▶ **Goal of the exercise**
Each line of the listing that includes the string "shortcut" is to be identified and copied.

▶ **Data to process**

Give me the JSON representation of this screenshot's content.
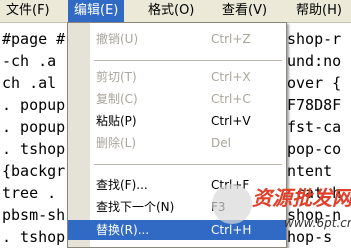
{
  "menubar": {
    "items": [
      {
        "label": "文件(F)"
      },
      {
        "label": "编辑(E)"
      },
      {
        "label": "格式(O)"
      },
      {
        "label": "查看(V)"
      },
      {
        "label": "帮助(H)"
      }
    ]
  },
  "editor": {
    "lines": [
      "#page #",
      "-ch .a",
      "ch .al",
      ". popup-",
      ". popup-",
      ". tshop-",
      "{backgr",
      "tree .",
      "pbsm-sh",
      ". tshop-"
    ],
    "right_lines": [
      "shop-r",
      "und:no",
      "over {",
      "F78D8F",
      "fst-ca",
      "pop-co",
      "ntent",
      "-cat-h",
      "shop-n",
      "hop-s"
    ]
  },
  "edit_menu": {
    "undo": {
      "label": "撤销(U)",
      "shortcut": "Ctrl+Z"
    },
    "cut": {
      "label": "剪切(T)",
      "shortcut": "Ctrl+X"
    },
    "copy": {
      "label": "复制(C)",
      "shortcut": "Ctrl+C"
    },
    "paste": {
      "label": "粘贴(P)",
      "shortcut": "Ctrl+V"
    },
    "delete": {
      "label": "删除(L)",
      "shortcut": "Del"
    },
    "find": {
      "label": "查找(F)...",
      "shortcut": "Ctrl+F"
    },
    "find_next": {
      "label": "查找下一个(N)",
      "shortcut": "F3"
    },
    "replace": {
      "label": "替换(R)...",
      "shortcut": "Ctrl+H"
    }
  },
  "watermark": {
    "text": "资源批发网",
    "site": "www.6pt.cn"
  },
  "colors": {
    "menu_highlight": "#316ac5",
    "menubar_bg": "#ece9d8",
    "disabled_text": "#a9a69b"
  }
}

▶ **Reply**
      "shortcut": "Ctrl+Z"
      "shortcut": "Ctrl+X"
      "shortcut": "Ctrl+C"
      "shortcut": "Ctrl+V"
      "shortcut": "Del"
      "shortcut": "Ctrl+F"
      "shortcut": "F3"
      "shortcut": "Ctrl+H"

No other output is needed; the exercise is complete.